(WHAT YOU WILL DO) Leave every picture behind and copy the rest of the entries below exactly.

(RECORD SET)
------------------------------------------------
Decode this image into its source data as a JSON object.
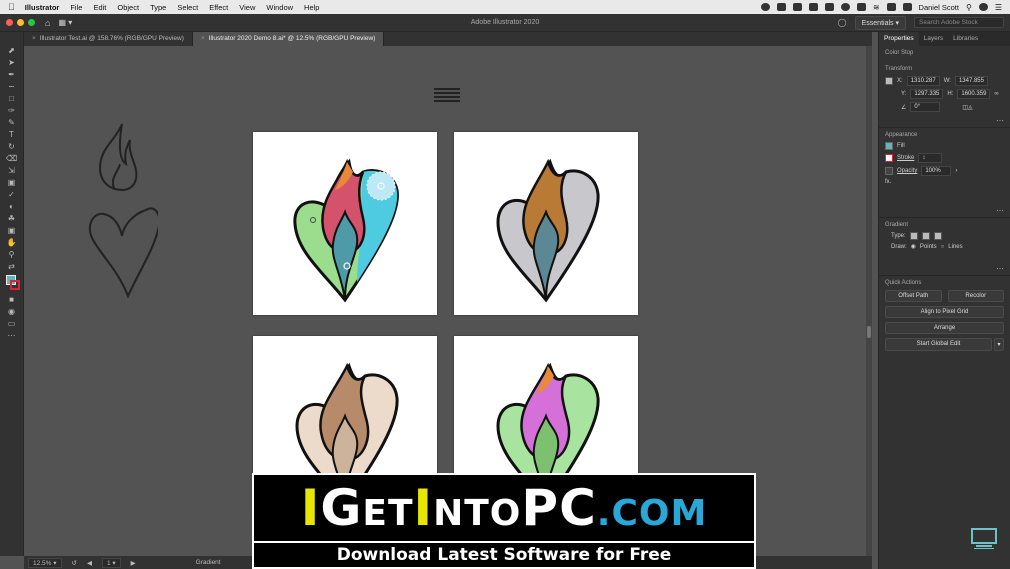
{
  "menubar": {
    "app": "Illustrator",
    "items": [
      "File",
      "Edit",
      "Object",
      "Type",
      "Select",
      "Effect",
      "View",
      "Window",
      "Help"
    ],
    "user": "Daniel Scott"
  },
  "appbar": {
    "title": "Adobe Illustrator 2020",
    "workspace": "Essentials",
    "search_placeholder": "Search Adobe Stock"
  },
  "tabs": [
    {
      "label": "Illustrator Test.ai @ 158.76% (RGB/GPU Preview)"
    },
    {
      "label": "Illustrator 2020 Demo 8.ai* @ 12.5% (RGB/GPU Preview)"
    }
  ],
  "panel": {
    "tabs": [
      "Properties",
      "Layers",
      "Libraries"
    ],
    "color_stop": "Color Stop",
    "transform": {
      "title": "Transform",
      "x": "1310.287",
      "y": "1297.335",
      "w": "1347.855",
      "h": "1600.359",
      "angle": "0°"
    },
    "appearance": {
      "title": "Appearance",
      "fill": "Fill",
      "stroke": "Stroke",
      "opacity": "Opacity",
      "opacity_value": "100%",
      "fx": "fx."
    },
    "gradient": {
      "title": "Gradient",
      "type": "Type:",
      "draw": "Draw:",
      "points": "Points",
      "lines": "Lines"
    },
    "quick_actions": {
      "title": "Quick Actions",
      "offset_path": "Offset Path",
      "recolor": "Recolor",
      "align": "Align to Pixel Grid",
      "arrange": "Arrange",
      "global_edit": "Start Global Edit"
    }
  },
  "statusbar": {
    "zoom": "12.5%",
    "artboard": "1",
    "tool": "Gradient"
  },
  "watermark": {
    "parts": [
      {
        "t": "I",
        "c": "#e6e600"
      },
      {
        "t": "G",
        "c": "#ffffff"
      },
      {
        "t": "ET",
        "c": "#ffffff"
      },
      {
        "t": "I",
        "c": "#e6e600"
      },
      {
        "t": "NTO",
        "c": "#ffffff"
      },
      {
        "t": "PC",
        "c": "#ffffff"
      },
      {
        "t": ".COM",
        "c": "#29a8d8"
      }
    ],
    "tagline": "Download Latest Software for Free"
  },
  "colors": {
    "accent": "#62b5b8",
    "ui_dark": "#323232",
    "canvas": "#535353"
  }
}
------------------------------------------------
(ANSWER TO THIS PROBLEM)
Decode this image into its source data as a JSON object.
{
  "menubar": {
    "app": "Illustrator",
    "items": [
      "File",
      "Edit",
      "Object",
      "Type",
      "Select",
      "Effect",
      "View",
      "Window",
      "Help"
    ],
    "user": "Daniel Scott"
  },
  "appbar": {
    "title": "Adobe Illustrator 2020",
    "workspace": "Essentials",
    "search_placeholder": "Search Adobe Stock"
  },
  "tabs": [
    {
      "label": "Illustrator Test.ai @ 158.76% (RGB/GPU Preview)"
    },
    {
      "label": "Illustrator 2020 Demo 8.ai* @ 12.5% (RGB/GPU Preview)"
    }
  ],
  "panel": {
    "tabs": [
      "Properties",
      "Layers",
      "Libraries"
    ],
    "color_stop": "Color Stop",
    "transform": {
      "title": "Transform",
      "x": "1310.287",
      "y": "1297.335",
      "w": "1347.855",
      "h": "1600.359",
      "angle": "0°"
    },
    "appearance": {
      "title": "Appearance",
      "fill": "Fill",
      "stroke": "Stroke",
      "opacity": "Opacity",
      "opacity_value": "100%",
      "fx": "fx."
    },
    "gradient": {
      "title": "Gradient",
      "type": "Type:",
      "draw": "Draw:",
      "points": "Points",
      "lines": "Lines"
    },
    "quick_actions": {
      "title": "Quick Actions",
      "offset_path": "Offset Path",
      "recolor": "Recolor",
      "align": "Align to Pixel Grid",
      "arrange": "Arrange",
      "global_edit": "Start Global Edit"
    }
  },
  "statusbar": {
    "zoom": "12.5%",
    "artboard": "1",
    "tool": "Gradient"
  },
  "watermark": {
    "parts": [
      {
        "t": "I",
        "c": "#e6e600"
      },
      {
        "t": "G",
        "c": "#ffffff"
      },
      {
        "t": "ET",
        "c": "#ffffff"
      },
      {
        "t": "I",
        "c": "#e6e600"
      },
      {
        "t": "NTO",
        "c": "#ffffff"
      },
      {
        "t": "PC",
        "c": "#ffffff"
      },
      {
        "t": ".COM",
        "c": "#29a8d8"
      }
    ],
    "tagline": "Download Latest Software for Free"
  },
  "colors": {
    "accent": "#62b5b8",
    "ui_dark": "#323232",
    "canvas": "#535353"
  }
}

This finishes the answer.